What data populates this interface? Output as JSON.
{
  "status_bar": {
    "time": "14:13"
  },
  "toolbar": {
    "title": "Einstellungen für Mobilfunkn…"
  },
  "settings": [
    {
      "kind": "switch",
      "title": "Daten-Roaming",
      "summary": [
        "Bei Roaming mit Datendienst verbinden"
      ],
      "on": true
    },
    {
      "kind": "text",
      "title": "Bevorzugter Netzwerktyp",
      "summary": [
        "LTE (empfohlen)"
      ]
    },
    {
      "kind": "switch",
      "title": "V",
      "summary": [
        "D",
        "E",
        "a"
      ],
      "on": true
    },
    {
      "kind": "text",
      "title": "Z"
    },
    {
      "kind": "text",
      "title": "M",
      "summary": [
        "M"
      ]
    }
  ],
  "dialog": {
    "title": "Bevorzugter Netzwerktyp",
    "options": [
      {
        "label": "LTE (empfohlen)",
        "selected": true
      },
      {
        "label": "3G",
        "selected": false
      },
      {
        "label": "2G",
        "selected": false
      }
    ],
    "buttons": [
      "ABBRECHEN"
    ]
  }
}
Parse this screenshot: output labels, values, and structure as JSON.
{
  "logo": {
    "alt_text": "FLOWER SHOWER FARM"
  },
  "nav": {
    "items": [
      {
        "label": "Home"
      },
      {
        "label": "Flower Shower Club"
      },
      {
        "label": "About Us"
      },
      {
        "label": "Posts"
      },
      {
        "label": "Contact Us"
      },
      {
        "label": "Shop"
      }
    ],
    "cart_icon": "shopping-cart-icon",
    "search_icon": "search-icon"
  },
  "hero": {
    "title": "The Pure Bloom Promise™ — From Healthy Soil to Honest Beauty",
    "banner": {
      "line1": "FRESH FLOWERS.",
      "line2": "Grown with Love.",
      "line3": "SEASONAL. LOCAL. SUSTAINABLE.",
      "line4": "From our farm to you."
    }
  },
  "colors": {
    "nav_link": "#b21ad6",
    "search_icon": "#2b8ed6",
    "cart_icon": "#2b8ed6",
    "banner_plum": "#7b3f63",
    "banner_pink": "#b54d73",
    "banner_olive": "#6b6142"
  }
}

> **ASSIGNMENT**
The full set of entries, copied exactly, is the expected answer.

> **RESULT OF THIS EXERCISE**
What data populates this interface? Output as JSON.
{
  "status_bar": {
    "time": "14:13"
  },
  "toolbar": {
    "title": "Einstellungen für Mobilfunkn…"
  },
  "settings": [
    {
      "kind": "switch",
      "title": "Daten-Roaming",
      "summary": [
        "Bei Roaming mit Datendienst verbinden"
      ],
      "on": true
    },
    {
      "kind": "text",
      "title": "Bevorzugter Netzwerktyp",
      "summary": [
        "LTE (empfohlen)"
      ]
    },
    {
      "kind": "switch",
      "title": "V",
      "summary": [
        "D",
        "E",
        "a"
      ],
      "on": true
    },
    {
      "kind": "text",
      "title": "Z"
    },
    {
      "kind": "text",
      "title": "M",
      "summary": [
        "M"
      ]
    }
  ],
  "dialog": {
    "title": "Bevorzugter Netzwerktyp",
    "options": [
      {
        "label": "LTE (empfohlen)",
        "selected": true
      },
      {
        "label": "3G",
        "selected": false
      },
      {
        "label": "2G",
        "selected": false
      }
    ],
    "buttons": [
      "ABBRECHEN"
    ]
  }
}
Parse this screenshot: output labels, values, and structure as JSON.
{
  "logo": {
    "alt_text": "FLOWER SHOWER FARM"
  },
  "nav": {
    "items": [
      {
        "label": "Home"
      },
      {
        "label": "Flower Shower Club"
      },
      {
        "label": "About Us"
      },
      {
        "label": "Posts"
      },
      {
        "label": "Contact Us"
      },
      {
        "label": "Shop"
      }
    ],
    "cart_icon": "shopping-cart-icon",
    "search_icon": "search-icon"
  },
  "hero": {
    "title": "The Pure Bloom Promise™ — From Healthy Soil to Honest Beauty",
    "banner": {
      "line1": "FRESH FLOWERS.",
      "line2": "Grown with Love.",
      "line3": "SEASONAL. LOCAL. SUSTAINABLE.",
      "line4": "From our farm to you."
    }
  },
  "colors": {
    "nav_link": "#b21ad6",
    "search_icon": "#2b8ed6",
    "cart_icon": "#2b8ed6",
    "banner_plum": "#7b3f63",
    "banner_pink": "#b54d73",
    "banner_olive": "#6b6142"
  }
}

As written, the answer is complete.